_Available records_
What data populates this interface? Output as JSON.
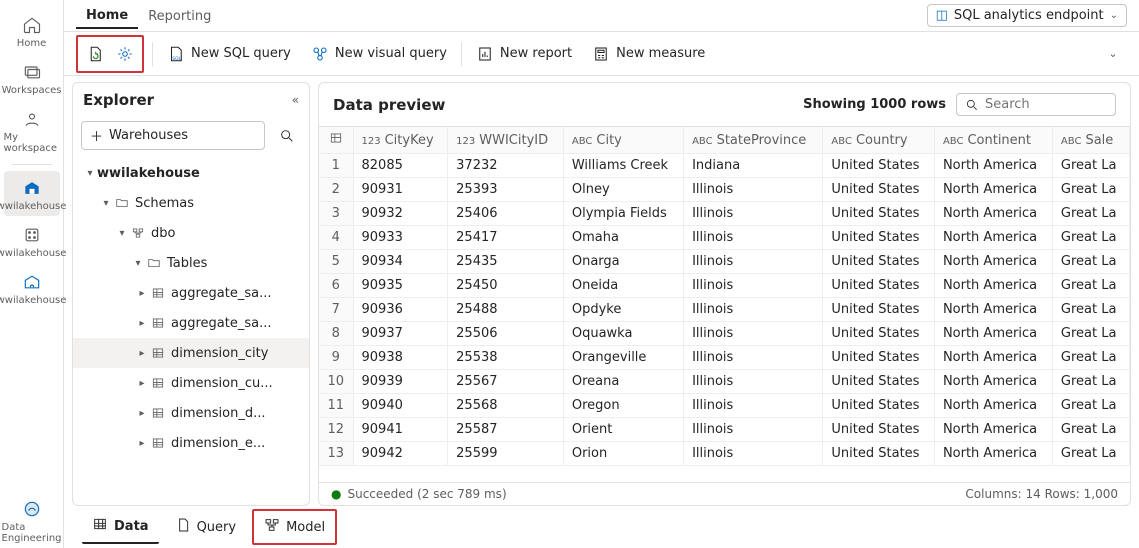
{
  "leftnav": {
    "items": [
      {
        "label": "Home",
        "icon": "home-icon"
      },
      {
        "label": "Workspaces",
        "icon": "workspaces-icon"
      },
      {
        "label": "My workspace",
        "icon": "my-workspace-icon"
      }
    ],
    "secondary": [
      {
        "label": "wwilakehouse",
        "icon": "lakehouse-icon"
      },
      {
        "label": "wwilakehouse",
        "icon": "semantic-model-icon"
      },
      {
        "label": "wwilakehouse",
        "icon": "sql-endpoint-icon"
      }
    ],
    "persona_label": "Data Engineering"
  },
  "top": {
    "tabs": [
      {
        "label": "Home"
      },
      {
        "label": "Reporting"
      }
    ],
    "endpoint_label": "SQL analytics endpoint"
  },
  "ribbon": {
    "new_sql": "New SQL query",
    "new_visual": "New visual query",
    "new_report": "New report",
    "new_measure": "New measure"
  },
  "explorer": {
    "title": "Explorer",
    "warehouses_label": "Warehouses",
    "tree": {
      "root": "wwilakehouse",
      "schemas": "Schemas",
      "dbo": "dbo",
      "tables_label": "Tables",
      "tables": [
        "aggregate_sa...",
        "aggregate_sa...",
        "dimension_city",
        "dimension_cu...",
        "dimension_d...",
        "dimension_e..."
      ]
    }
  },
  "datapane": {
    "title": "Data preview",
    "rowcount_label": "Showing 1000 rows",
    "search_placeholder": "Search",
    "columns": [
      {
        "prefix": "123",
        "label": "CityKey"
      },
      {
        "prefix": "123",
        "label": "WWICityID"
      },
      {
        "prefix": "ABC",
        "label": "City"
      },
      {
        "prefix": "ABC",
        "label": "StateProvince"
      },
      {
        "prefix": "ABC",
        "label": "Country"
      },
      {
        "prefix": "ABC",
        "label": "Continent"
      },
      {
        "prefix": "ABC",
        "label": "Sale"
      }
    ],
    "rows": [
      {
        "n": "1",
        "CityKey": "82085",
        "WWICityID": "37232",
        "City": "Williams Creek",
        "StateProvince": "Indiana",
        "Country": "United States",
        "Continent": "North America",
        "Sale": "Great La"
      },
      {
        "n": "2",
        "CityKey": "90931",
        "WWICityID": "25393",
        "City": "Olney",
        "StateProvince": "Illinois",
        "Country": "United States",
        "Continent": "North America",
        "Sale": "Great La"
      },
      {
        "n": "3",
        "CityKey": "90932",
        "WWICityID": "25406",
        "City": "Olympia Fields",
        "StateProvince": "Illinois",
        "Country": "United States",
        "Continent": "North America",
        "Sale": "Great La"
      },
      {
        "n": "4",
        "CityKey": "90933",
        "WWICityID": "25417",
        "City": "Omaha",
        "StateProvince": "Illinois",
        "Country": "United States",
        "Continent": "North America",
        "Sale": "Great La"
      },
      {
        "n": "5",
        "CityKey": "90934",
        "WWICityID": "25435",
        "City": "Onarga",
        "StateProvince": "Illinois",
        "Country": "United States",
        "Continent": "North America",
        "Sale": "Great La"
      },
      {
        "n": "6",
        "CityKey": "90935",
        "WWICityID": "25450",
        "City": "Oneida",
        "StateProvince": "Illinois",
        "Country": "United States",
        "Continent": "North America",
        "Sale": "Great La"
      },
      {
        "n": "7",
        "CityKey": "90936",
        "WWICityID": "25488",
        "City": "Opdyke",
        "StateProvince": "Illinois",
        "Country": "United States",
        "Continent": "North America",
        "Sale": "Great La"
      },
      {
        "n": "8",
        "CityKey": "90937",
        "WWICityID": "25506",
        "City": "Oquawka",
        "StateProvince": "Illinois",
        "Country": "United States",
        "Continent": "North America",
        "Sale": "Great La"
      },
      {
        "n": "9",
        "CityKey": "90938",
        "WWICityID": "25538",
        "City": "Orangeville",
        "StateProvince": "Illinois",
        "Country": "United States",
        "Continent": "North America",
        "Sale": "Great La"
      },
      {
        "n": "10",
        "CityKey": "90939",
        "WWICityID": "25567",
        "City": "Oreana",
        "StateProvince": "Illinois",
        "Country": "United States",
        "Continent": "North America",
        "Sale": "Great La"
      },
      {
        "n": "11",
        "CityKey": "90940",
        "WWICityID": "25568",
        "City": "Oregon",
        "StateProvince": "Illinois",
        "Country": "United States",
        "Continent": "North America",
        "Sale": "Great La"
      },
      {
        "n": "12",
        "CityKey": "90941",
        "WWICityID": "25587",
        "City": "Orient",
        "StateProvince": "Illinois",
        "Country": "United States",
        "Continent": "North America",
        "Sale": "Great La"
      },
      {
        "n": "13",
        "CityKey": "90942",
        "WWICityID": "25599",
        "City": "Orion",
        "StateProvince": "Illinois",
        "Country": "United States",
        "Continent": "North America",
        "Sale": "Great La"
      }
    ],
    "status_text": "Succeeded (2 sec 789 ms)",
    "status_meta": "Columns: 14  Rows: 1,000"
  },
  "footer": {
    "tabs": [
      {
        "label": "Data"
      },
      {
        "label": "Query"
      },
      {
        "label": "Model"
      }
    ]
  }
}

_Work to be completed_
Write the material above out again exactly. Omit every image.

_Solution to this task_
What data populates this interface? Output as JSON.
{
  "leftnav": {
    "items": [
      {
        "label": "Home",
        "icon": "home-icon"
      },
      {
        "label": "Workspaces",
        "icon": "workspaces-icon"
      },
      {
        "label": "My workspace",
        "icon": "my-workspace-icon"
      }
    ],
    "secondary": [
      {
        "label": "wwilakehouse",
        "icon": "lakehouse-icon"
      },
      {
        "label": "wwilakehouse",
        "icon": "semantic-model-icon"
      },
      {
        "label": "wwilakehouse",
        "icon": "sql-endpoint-icon"
      }
    ],
    "persona_label": "Data Engineering"
  },
  "top": {
    "tabs": [
      {
        "label": "Home"
      },
      {
        "label": "Reporting"
      }
    ],
    "endpoint_label": "SQL analytics endpoint"
  },
  "ribbon": {
    "new_sql": "New SQL query",
    "new_visual": "New visual query",
    "new_report": "New report",
    "new_measure": "New measure"
  },
  "explorer": {
    "title": "Explorer",
    "warehouses_label": "Warehouses",
    "tree": {
      "root": "wwilakehouse",
      "schemas": "Schemas",
      "dbo": "dbo",
      "tables_label": "Tables",
      "tables": [
        "aggregate_sa...",
        "aggregate_sa...",
        "dimension_city",
        "dimension_cu...",
        "dimension_d...",
        "dimension_e..."
      ]
    }
  },
  "datapane": {
    "title": "Data preview",
    "rowcount_label": "Showing 1000 rows",
    "search_placeholder": "Search",
    "columns": [
      {
        "prefix": "123",
        "label": "CityKey"
      },
      {
        "prefix": "123",
        "label": "WWICityID"
      },
      {
        "prefix": "ABC",
        "label": "City"
      },
      {
        "prefix": "ABC",
        "label": "StateProvince"
      },
      {
        "prefix": "ABC",
        "label": "Country"
      },
      {
        "prefix": "ABC",
        "label": "Continent"
      },
      {
        "prefix": "ABC",
        "label": "Sale"
      }
    ],
    "rows": [
      {
        "n": "1",
        "CityKey": "82085",
        "WWICityID": "37232",
        "City": "Williams Creek",
        "StateProvince": "Indiana",
        "Country": "United States",
        "Continent": "North America",
        "Sale": "Great La"
      },
      {
        "n": "2",
        "CityKey": "90931",
        "WWICityID": "25393",
        "City": "Olney",
        "StateProvince": "Illinois",
        "Country": "United States",
        "Continent": "North America",
        "Sale": "Great La"
      },
      {
        "n": "3",
        "CityKey": "90932",
        "WWICityID": "25406",
        "City": "Olympia Fields",
        "StateProvince": "Illinois",
        "Country": "United States",
        "Continent": "North America",
        "Sale": "Great La"
      },
      {
        "n": "4",
        "CityKey": "90933",
        "WWICityID": "25417",
        "City": "Omaha",
        "StateProvince": "Illinois",
        "Country": "United States",
        "Continent": "North America",
        "Sale": "Great La"
      },
      {
        "n": "5",
        "CityKey": "90934",
        "WWICityID": "25435",
        "City": "Onarga",
        "StateProvince": "Illinois",
        "Country": "United States",
        "Continent": "North America",
        "Sale": "Great La"
      },
      {
        "n": "6",
        "CityKey": "90935",
        "WWICityID": "25450",
        "City": "Oneida",
        "StateProvince": "Illinois",
        "Country": "United States",
        "Continent": "North America",
        "Sale": "Great La"
      },
      {
        "n": "7",
        "CityKey": "90936",
        "WWICityID": "25488",
        "City": "Opdyke",
        "StateProvince": "Illinois",
        "Country": "United States",
        "Continent": "North America",
        "Sale": "Great La"
      },
      {
        "n": "8",
        "CityKey": "90937",
        "WWICityID": "25506",
        "City": "Oquawka",
        "StateProvince": "Illinois",
        "Country": "United States",
        "Continent": "North America",
        "Sale": "Great La"
      },
      {
        "n": "9",
        "CityKey": "90938",
        "WWICityID": "25538",
        "City": "Orangeville",
        "StateProvince": "Illinois",
        "Country": "United States",
        "Continent": "North America",
        "Sale": "Great La"
      },
      {
        "n": "10",
        "CityKey": "90939",
        "WWICityID": "25567",
        "City": "Oreana",
        "StateProvince": "Illinois",
        "Country": "United States",
        "Continent": "North America",
        "Sale": "Great La"
      },
      {
        "n": "11",
        "CityKey": "90940",
        "WWICityID": "25568",
        "City": "Oregon",
        "StateProvince": "Illinois",
        "Country": "United States",
        "Continent": "North America",
        "Sale": "Great La"
      },
      {
        "n": "12",
        "CityKey": "90941",
        "WWICityID": "25587",
        "City": "Orient",
        "StateProvince": "Illinois",
        "Country": "United States",
        "Continent": "North America",
        "Sale": "Great La"
      },
      {
        "n": "13",
        "CityKey": "90942",
        "WWICityID": "25599",
        "City": "Orion",
        "StateProvince": "Illinois",
        "Country": "United States",
        "Continent": "North America",
        "Sale": "Great La"
      }
    ],
    "status_text": "Succeeded (2 sec 789 ms)",
    "status_meta": "Columns: 14  Rows: 1,000"
  },
  "footer": {
    "tabs": [
      {
        "label": "Data"
      },
      {
        "label": "Query"
      },
      {
        "label": "Model"
      }
    ]
  }
}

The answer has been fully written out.